By David E. Hubler
Contributor, In Homeland Security
Teaching intelligence analysis to students is complicated by the vast amount of material available on open Web sources today. But Indiana University lecturer Carol E.B. Choksy, speaking at the International Association for Intelligence Education (IAFIE) conference in Charles Town, West Virginia this week, believes that she found a way for her students to become more media-savvy by teaching literacies for detection deception.
Choksy, who teaches information and library sciences, tells her students, “Don’t read first; react to the visual.” Her aim is to develop critical thinking for intelligence students by training their eyes to observe before poring over the texts on analysis and other skills intelligence professionals need.
Accurate Intelligence Sources More Difficult to Determine in Today’s Media
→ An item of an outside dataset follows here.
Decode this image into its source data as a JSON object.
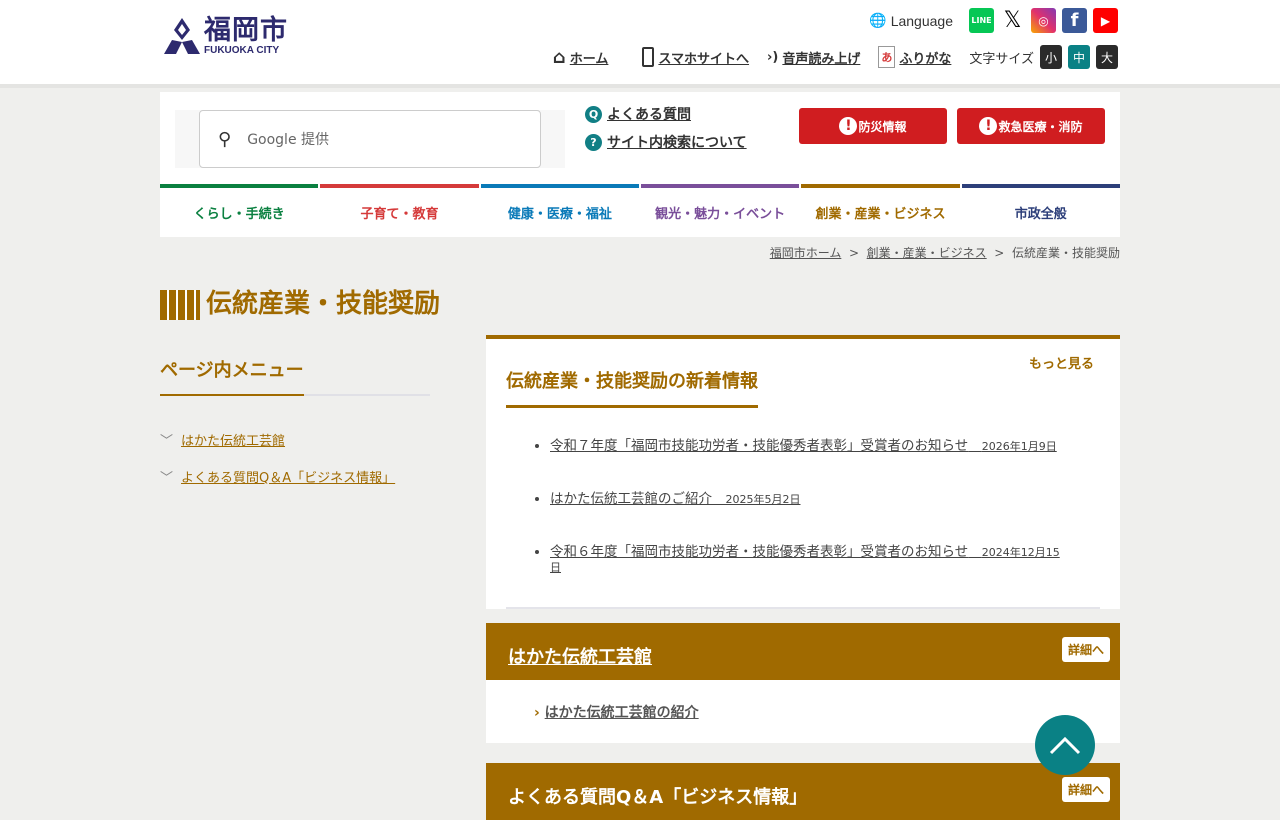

Intelligence students need to understand visual signs before they learn about source collection from printed materials and fake news, she told a panel on Tuesday at the IAFIE conference. Even educated people have difficulty today spotting fake news, Choksy noted.
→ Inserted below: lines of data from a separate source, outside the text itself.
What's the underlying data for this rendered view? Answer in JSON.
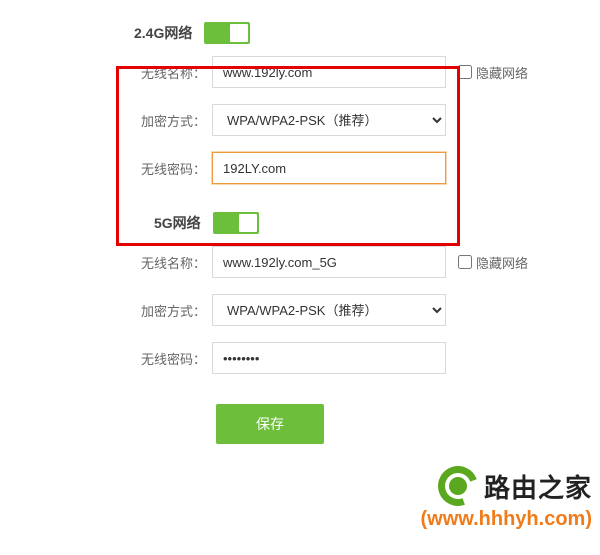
{
  "section24": {
    "title": "2.4G网络",
    "toggle_on": true,
    "ssid_label": "无线名称：",
    "ssid_value": "www.192ly.com",
    "hide_label": "隐藏网络",
    "enc_label": "加密方式：",
    "enc_selected": "WPA/WPA2-PSK（推荐）",
    "pwd_label": "无线密码：",
    "pwd_value": "192LY.com"
  },
  "section5g": {
    "title": "5G网络",
    "toggle_on": true,
    "ssid_label": "无线名称：",
    "ssid_value": "www.192ly.com_5G",
    "hide_label": "隐藏网络",
    "enc_label": "加密方式：",
    "enc_selected": "WPA/WPA2-PSK（推荐）",
    "pwd_label": "无线密码：",
    "pwd_value": "••••••••"
  },
  "save_label": "保存",
  "brand_name": "路由之家",
  "brand_url": "(www.hhhyh.com)"
}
As an example, she showed a screenshot of the Breitbart Store, which looks like an ordinary online sales landing page. Clicking the link, however, brings students to Breitbart’s news articles.
To make her point, she asks her students to look at grocery store tabloids such as the National Enquirer and The Globe. These publications use “active measures” to gain readers and push their political agenda. They mix bold, creative front pages, often featuring unflattering photos of notable politicians, to advertise the often one-sided articles on the inside pages.
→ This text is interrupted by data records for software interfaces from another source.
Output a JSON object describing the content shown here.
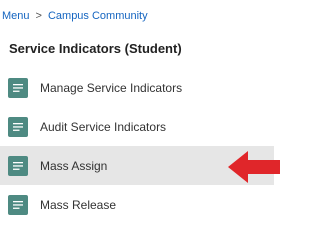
{
  "breadcrumb": {
    "menu_label": "Menu",
    "separator": ">",
    "current_label": "Campus Community"
  },
  "section": {
    "title": "Service Indicators (Student)"
  },
  "menu_items": [
    {
      "label": "Manage Service Indicators",
      "icon": "list-icon"
    },
    {
      "label": "Audit Service Indicators",
      "icon": "list-icon"
    },
    {
      "label": "Mass Assign",
      "icon": "list-icon",
      "selected": true
    },
    {
      "label": "Mass Release",
      "icon": "list-icon"
    }
  ],
  "colors": {
    "link": "#1565c0",
    "icon_background": "#4e8a82",
    "selected_background": "#e6e6e6",
    "arrow": "#e0262a"
  }
}
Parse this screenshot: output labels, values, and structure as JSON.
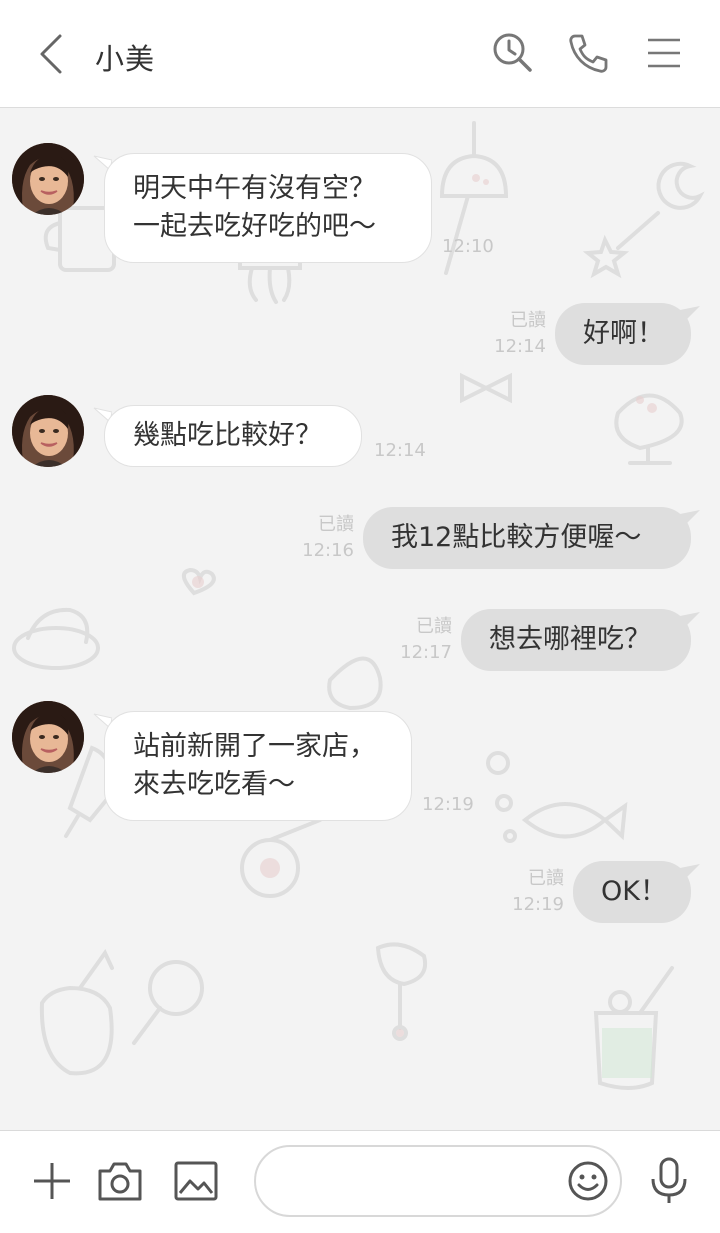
{
  "header": {
    "title": "小美"
  },
  "messages": [
    {
      "side": "in",
      "lines": [
        "明天中午有沒有空？",
        "一起去吃好吃的吧～"
      ],
      "time": "12:10"
    },
    {
      "side": "out",
      "lines": [
        "好啊！"
      ],
      "read": "已讀",
      "time": "12:14"
    },
    {
      "side": "in",
      "lines": [
        "幾點吃比較好？"
      ],
      "time": "12:14"
    },
    {
      "side": "out",
      "lines": [
        "我12點比較方便喔～"
      ],
      "read": "已讀",
      "time": "12:16"
    },
    {
      "side": "out",
      "lines": [
        "想去哪裡吃？"
      ],
      "read": "已讀",
      "time": "12:17"
    },
    {
      "side": "in",
      "lines": [
        "站前新開了一家店，",
        "來去吃吃看～"
      ],
      "time": "12:19"
    },
    {
      "side": "out",
      "lines": [
        "OK！"
      ],
      "read": "已讀",
      "time": "12:19"
    }
  ],
  "input": {
    "placeholder": "",
    "value": ""
  },
  "icons": {
    "back": "chevron-left-icon",
    "search": "search-history-icon",
    "call": "phone-icon",
    "menu": "hamburger-menu-icon",
    "add": "plus-icon",
    "camera": "camera-icon",
    "image": "image-icon",
    "emoji": "smiley-icon",
    "mic": "microphone-icon"
  },
  "colors": {
    "incoming_bubble": "#ffffff",
    "outgoing_bubble": "#dedede",
    "background": "#f3f3f3",
    "timestamp": "#c8c8c8"
  }
}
Recent Manchester Bombing Shows Viral Nature of Fake News Reports
Even as Choksy was speaking, fake news reports on social media reported misinformation about a terrorist bombing at an Ariana Grande rock concert in Manchester, England. The bombing took place on Monday evening and killed 22 people, including the bomber. Fifty-nine others were wounded.
Some postings listed teens missing after the blast who were not even at the concert. These posts went viral.
“So we are all part of the problem,” Choksy said. “We don’t know how to make proper judgments about what is true and what is not.”
Examining Intentions Critical in Identifying Intelligence Misinformation
One of the problems in trying to identify bias, propaganda [and] active measures is trying to figure out someone else’s intentions. “One of the mysteries of life is not knowing intentions,” she explained.
Choksy wants her students to know the difference between reliability and trustworthiness. Reliability means consistency but not necessarily accuracy; trustworthiness is being regularly truthful, she explained.
About the Author
David E. Hubler brings a variety of government, journalism and teaching experience to his position as a Quality Assurance Editor at APUS. David’s professional background includes serving as a senior editor at CIA and the Voice of America. He has also been a managing editor for several business-to-business and business-to-government publishing companies. David has taught high school English in Connecticut and at Northern Virginia Community College. He has a master’s degree for Teachers of English from the University of New Hampshire and a B.A. in English from New York University. David’s 2015 book, “The Nats and the Grays, How Baseball in the Nation’s Capital Survived WWII and Changed the Game Forever,” was recently published in paperback by Rowman & Littlefield Publishers.